--- RECORDS PROVIDED ---
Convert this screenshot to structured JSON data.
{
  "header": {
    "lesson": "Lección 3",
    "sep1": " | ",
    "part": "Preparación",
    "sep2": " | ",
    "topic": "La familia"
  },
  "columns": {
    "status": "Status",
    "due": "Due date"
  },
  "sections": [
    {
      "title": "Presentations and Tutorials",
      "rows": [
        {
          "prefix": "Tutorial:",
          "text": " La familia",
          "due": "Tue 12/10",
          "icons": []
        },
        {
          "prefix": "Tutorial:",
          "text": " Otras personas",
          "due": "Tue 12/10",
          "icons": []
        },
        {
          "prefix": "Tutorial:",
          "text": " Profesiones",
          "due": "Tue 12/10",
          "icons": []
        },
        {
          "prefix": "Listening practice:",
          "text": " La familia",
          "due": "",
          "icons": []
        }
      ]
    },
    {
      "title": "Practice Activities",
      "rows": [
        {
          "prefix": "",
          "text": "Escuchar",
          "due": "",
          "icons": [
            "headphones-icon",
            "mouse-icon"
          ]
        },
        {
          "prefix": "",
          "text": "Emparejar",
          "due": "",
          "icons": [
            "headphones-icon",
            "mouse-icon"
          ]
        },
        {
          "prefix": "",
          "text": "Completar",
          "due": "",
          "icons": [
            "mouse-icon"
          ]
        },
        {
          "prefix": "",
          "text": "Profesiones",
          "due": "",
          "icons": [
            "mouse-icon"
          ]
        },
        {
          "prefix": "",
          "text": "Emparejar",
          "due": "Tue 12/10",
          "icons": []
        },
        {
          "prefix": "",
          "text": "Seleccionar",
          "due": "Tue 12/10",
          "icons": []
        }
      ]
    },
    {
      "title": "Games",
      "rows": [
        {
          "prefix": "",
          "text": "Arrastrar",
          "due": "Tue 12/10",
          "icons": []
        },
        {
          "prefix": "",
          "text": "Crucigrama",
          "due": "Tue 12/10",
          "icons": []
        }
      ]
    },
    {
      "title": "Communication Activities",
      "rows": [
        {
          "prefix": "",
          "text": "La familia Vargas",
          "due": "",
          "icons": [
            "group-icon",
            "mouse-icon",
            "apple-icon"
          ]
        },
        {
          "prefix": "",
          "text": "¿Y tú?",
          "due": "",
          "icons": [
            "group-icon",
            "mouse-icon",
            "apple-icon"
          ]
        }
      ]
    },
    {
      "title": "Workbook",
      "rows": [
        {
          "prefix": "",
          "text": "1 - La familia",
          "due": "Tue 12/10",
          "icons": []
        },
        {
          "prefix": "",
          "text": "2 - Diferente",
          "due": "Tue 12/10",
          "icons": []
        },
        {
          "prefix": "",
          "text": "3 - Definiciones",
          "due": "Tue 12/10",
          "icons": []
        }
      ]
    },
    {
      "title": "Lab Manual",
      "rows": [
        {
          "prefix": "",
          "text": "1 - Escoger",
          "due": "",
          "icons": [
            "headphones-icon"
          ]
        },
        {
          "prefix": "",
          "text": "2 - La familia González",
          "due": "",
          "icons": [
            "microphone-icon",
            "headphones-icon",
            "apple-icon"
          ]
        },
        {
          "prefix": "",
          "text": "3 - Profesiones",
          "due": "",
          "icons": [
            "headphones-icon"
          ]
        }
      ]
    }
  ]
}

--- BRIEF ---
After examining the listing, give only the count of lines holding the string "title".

--- ANSWER AREA ---
6